• _Instructions to follow_
Going line by line through the entries below, count those that contain "avocados". Give the number by itself.

• _Records supplied_
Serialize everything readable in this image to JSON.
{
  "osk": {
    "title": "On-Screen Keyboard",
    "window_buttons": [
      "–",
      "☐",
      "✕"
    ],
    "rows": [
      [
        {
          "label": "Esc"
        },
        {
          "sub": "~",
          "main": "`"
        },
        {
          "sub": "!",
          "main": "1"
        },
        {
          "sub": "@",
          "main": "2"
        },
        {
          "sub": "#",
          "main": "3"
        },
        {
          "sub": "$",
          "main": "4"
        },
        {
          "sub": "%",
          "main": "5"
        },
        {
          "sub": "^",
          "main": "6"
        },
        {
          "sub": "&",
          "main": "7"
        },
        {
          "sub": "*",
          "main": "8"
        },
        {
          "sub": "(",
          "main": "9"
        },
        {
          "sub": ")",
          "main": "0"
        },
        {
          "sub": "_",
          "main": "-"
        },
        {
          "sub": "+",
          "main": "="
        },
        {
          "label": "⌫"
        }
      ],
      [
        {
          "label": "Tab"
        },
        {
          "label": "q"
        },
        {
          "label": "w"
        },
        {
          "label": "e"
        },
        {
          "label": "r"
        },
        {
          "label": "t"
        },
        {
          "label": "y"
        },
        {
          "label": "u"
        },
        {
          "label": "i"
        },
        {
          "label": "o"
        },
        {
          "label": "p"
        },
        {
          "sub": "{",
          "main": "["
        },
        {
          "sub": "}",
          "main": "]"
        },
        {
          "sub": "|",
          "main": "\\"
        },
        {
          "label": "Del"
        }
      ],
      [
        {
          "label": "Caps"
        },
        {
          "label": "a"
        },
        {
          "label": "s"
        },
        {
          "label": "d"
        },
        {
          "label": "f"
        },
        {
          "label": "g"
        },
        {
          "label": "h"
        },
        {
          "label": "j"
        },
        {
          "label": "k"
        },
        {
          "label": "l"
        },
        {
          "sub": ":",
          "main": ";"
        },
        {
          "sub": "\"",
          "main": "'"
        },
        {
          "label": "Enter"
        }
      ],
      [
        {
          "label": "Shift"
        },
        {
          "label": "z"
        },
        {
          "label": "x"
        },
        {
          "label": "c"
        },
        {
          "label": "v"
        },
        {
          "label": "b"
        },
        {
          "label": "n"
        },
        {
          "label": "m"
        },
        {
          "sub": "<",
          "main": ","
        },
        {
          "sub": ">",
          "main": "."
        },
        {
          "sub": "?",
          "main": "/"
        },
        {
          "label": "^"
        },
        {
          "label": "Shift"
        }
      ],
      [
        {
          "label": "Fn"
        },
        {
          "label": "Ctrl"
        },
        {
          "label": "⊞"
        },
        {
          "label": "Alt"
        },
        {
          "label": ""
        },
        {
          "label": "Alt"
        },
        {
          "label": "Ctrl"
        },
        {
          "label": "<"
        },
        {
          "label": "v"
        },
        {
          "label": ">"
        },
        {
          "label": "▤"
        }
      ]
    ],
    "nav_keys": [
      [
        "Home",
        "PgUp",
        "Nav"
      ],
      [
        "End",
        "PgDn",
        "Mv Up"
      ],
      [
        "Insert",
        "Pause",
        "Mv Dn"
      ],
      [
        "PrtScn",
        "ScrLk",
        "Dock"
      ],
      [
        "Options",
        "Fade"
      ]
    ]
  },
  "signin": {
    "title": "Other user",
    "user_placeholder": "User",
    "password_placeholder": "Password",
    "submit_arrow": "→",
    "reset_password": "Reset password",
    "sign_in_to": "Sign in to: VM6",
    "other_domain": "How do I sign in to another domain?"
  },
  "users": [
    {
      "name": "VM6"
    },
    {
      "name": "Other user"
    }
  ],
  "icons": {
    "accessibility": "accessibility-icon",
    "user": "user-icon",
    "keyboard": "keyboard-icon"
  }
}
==
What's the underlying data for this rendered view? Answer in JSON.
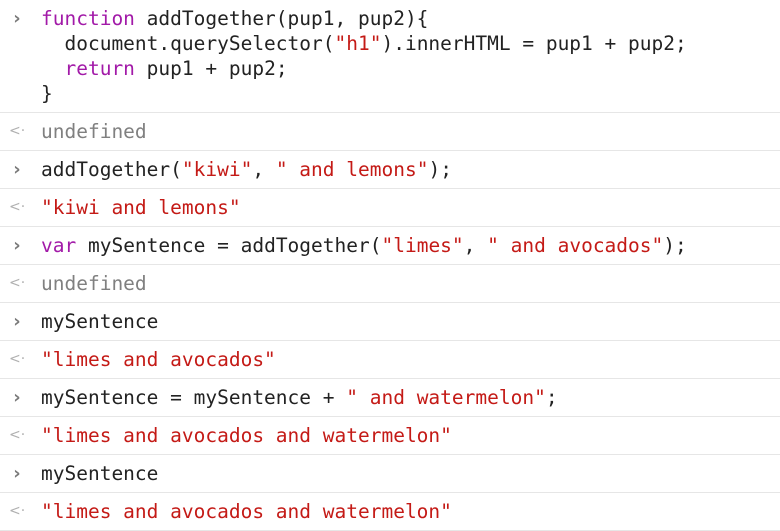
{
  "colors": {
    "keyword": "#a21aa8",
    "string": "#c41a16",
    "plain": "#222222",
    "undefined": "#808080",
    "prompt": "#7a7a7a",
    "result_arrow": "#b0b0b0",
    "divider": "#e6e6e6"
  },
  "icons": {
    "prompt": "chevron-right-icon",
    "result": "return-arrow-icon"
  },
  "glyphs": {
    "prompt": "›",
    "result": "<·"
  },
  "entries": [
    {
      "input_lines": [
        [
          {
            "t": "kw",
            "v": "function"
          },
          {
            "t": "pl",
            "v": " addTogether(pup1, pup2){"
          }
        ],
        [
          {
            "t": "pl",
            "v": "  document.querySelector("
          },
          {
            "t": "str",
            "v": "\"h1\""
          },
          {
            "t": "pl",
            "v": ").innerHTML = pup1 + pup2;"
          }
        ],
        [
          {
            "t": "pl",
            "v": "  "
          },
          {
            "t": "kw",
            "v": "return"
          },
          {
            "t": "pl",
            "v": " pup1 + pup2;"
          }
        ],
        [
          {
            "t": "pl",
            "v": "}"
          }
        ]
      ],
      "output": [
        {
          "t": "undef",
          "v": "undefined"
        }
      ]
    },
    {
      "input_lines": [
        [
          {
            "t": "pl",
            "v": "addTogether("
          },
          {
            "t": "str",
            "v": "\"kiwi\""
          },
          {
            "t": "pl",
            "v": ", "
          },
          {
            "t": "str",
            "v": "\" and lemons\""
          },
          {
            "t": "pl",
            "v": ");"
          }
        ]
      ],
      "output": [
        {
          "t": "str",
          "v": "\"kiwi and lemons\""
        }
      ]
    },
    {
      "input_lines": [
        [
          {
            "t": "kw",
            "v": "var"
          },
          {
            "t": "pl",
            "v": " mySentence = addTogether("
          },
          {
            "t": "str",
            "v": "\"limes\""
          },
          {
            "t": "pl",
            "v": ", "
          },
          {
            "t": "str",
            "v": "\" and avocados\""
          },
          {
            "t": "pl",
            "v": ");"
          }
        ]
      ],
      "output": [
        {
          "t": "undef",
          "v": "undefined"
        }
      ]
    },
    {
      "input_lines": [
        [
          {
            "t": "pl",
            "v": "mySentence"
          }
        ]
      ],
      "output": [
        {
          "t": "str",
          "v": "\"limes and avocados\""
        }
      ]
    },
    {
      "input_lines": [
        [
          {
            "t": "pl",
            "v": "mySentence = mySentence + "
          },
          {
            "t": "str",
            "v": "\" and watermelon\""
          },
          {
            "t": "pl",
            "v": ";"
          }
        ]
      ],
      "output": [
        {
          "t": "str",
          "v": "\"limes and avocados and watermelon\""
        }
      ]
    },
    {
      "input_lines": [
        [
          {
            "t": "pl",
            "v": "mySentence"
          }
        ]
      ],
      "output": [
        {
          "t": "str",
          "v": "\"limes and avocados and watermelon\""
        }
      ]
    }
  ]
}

• _Task solution_
4